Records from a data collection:
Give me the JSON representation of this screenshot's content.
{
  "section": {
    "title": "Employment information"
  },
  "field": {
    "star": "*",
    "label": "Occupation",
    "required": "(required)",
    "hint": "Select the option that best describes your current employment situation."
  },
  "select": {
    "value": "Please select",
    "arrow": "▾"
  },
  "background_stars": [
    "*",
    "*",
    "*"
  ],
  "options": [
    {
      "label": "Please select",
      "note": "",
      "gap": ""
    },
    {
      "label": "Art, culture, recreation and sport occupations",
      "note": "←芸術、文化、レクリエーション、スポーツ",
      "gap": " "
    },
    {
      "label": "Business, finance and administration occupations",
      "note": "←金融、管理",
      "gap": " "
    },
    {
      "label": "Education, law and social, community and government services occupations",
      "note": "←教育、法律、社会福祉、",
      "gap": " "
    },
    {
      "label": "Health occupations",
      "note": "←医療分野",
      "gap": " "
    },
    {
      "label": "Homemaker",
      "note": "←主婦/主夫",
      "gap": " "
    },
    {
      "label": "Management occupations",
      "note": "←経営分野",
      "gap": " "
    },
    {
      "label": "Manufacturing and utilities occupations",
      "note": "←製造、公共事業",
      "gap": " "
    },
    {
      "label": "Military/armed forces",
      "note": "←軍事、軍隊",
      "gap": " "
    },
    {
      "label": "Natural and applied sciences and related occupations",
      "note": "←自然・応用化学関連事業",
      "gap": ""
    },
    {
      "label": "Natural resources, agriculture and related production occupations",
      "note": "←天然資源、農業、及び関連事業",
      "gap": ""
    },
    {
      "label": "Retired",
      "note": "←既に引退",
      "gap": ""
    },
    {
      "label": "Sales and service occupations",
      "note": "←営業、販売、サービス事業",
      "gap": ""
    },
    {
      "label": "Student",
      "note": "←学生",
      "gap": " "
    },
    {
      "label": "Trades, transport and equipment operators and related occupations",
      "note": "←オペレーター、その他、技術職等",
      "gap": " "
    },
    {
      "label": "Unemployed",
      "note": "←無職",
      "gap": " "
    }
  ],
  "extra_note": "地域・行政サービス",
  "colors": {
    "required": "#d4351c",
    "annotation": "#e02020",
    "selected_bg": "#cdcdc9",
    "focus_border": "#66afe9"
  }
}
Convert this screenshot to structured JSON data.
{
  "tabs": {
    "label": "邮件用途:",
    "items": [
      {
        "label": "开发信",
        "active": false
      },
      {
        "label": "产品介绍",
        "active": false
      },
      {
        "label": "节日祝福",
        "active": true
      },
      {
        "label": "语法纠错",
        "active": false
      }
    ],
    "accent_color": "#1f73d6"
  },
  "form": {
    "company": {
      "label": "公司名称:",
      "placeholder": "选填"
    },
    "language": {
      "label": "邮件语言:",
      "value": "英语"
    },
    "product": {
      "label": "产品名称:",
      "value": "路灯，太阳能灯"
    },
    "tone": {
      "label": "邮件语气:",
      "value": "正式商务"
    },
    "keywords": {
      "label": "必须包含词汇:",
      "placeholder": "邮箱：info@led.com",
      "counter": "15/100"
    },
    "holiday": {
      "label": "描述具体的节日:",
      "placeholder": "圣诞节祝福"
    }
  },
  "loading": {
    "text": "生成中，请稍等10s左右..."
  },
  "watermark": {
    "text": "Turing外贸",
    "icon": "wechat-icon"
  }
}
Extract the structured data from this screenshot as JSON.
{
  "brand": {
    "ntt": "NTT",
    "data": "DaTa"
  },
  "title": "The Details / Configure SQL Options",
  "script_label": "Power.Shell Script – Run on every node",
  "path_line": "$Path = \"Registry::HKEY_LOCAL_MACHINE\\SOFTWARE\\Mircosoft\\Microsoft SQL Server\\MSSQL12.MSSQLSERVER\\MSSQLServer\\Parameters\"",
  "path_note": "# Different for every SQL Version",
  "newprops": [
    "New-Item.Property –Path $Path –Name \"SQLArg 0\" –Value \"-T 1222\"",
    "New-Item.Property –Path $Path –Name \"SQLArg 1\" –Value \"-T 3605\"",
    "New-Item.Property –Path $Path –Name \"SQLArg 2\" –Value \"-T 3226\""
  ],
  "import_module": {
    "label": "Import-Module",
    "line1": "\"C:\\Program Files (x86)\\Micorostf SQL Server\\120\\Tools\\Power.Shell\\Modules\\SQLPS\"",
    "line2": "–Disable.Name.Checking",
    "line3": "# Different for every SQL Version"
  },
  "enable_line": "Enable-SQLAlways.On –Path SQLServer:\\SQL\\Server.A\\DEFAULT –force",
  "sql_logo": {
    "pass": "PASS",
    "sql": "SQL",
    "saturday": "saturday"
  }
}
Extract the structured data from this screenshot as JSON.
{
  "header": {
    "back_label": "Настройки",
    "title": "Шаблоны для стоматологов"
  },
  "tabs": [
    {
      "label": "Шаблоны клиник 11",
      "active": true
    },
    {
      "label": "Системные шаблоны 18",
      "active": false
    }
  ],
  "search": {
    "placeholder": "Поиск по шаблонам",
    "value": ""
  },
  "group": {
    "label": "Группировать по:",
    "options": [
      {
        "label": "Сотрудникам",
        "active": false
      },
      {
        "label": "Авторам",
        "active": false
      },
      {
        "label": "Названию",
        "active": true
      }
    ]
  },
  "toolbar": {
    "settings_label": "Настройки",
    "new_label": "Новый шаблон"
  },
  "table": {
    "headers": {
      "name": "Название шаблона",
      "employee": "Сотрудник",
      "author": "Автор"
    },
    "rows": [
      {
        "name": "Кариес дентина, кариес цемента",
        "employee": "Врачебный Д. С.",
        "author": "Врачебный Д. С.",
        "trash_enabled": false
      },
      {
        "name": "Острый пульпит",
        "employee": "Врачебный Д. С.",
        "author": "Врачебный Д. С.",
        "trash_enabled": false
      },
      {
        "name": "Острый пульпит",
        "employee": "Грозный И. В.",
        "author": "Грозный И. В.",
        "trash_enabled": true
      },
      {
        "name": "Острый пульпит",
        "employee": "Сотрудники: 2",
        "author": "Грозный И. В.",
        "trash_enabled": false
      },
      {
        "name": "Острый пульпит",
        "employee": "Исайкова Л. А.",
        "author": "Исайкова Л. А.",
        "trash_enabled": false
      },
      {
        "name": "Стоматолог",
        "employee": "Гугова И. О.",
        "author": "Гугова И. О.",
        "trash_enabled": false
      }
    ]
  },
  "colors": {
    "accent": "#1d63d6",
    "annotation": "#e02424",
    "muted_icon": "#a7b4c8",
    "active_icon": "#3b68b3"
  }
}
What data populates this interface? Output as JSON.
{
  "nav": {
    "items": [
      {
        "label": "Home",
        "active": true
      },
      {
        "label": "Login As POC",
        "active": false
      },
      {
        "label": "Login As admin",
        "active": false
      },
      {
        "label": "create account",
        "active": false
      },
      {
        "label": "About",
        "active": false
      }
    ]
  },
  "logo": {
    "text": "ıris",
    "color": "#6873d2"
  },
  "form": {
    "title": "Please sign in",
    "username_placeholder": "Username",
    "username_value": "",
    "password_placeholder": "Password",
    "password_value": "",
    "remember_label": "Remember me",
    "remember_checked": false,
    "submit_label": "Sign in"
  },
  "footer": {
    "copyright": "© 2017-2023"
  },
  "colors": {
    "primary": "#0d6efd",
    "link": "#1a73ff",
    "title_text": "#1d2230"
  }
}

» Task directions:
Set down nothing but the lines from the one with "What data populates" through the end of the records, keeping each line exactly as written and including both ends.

» Response for this exercise:
What data populates this interface? Output as JSON.
{
  "nav": {
    "items": [
      {
        "label": "Home",
        "active": true
      },
      {
        "label": "Login As POC",
        "active": false
      },
      {
        "label": "Login As admin",
        "active": false
      },
      {
        "label": "create account",
        "active": false
      },
      {
        "label": "About",
        "active": false
      }
    ]
  },
  "logo": {
    "text": "ıris",
    "color": "#6873d2"
  },
  "form": {
    "title": "Please sign in",
    "username_placeholder": "Username",
    "username_value": "",
    "password_placeholder": "Password",
    "password_value": "",
    "remember_label": "Remember me",
    "remember_checked": false,
    "submit_label": "Sign in"
  },
  "footer": {
    "copyright": "© 2017-2023"
  },
  "colors": {
    "primary": "#0d6efd",
    "link": "#1a73ff",
    "title_text": "#1d2230"
  }
}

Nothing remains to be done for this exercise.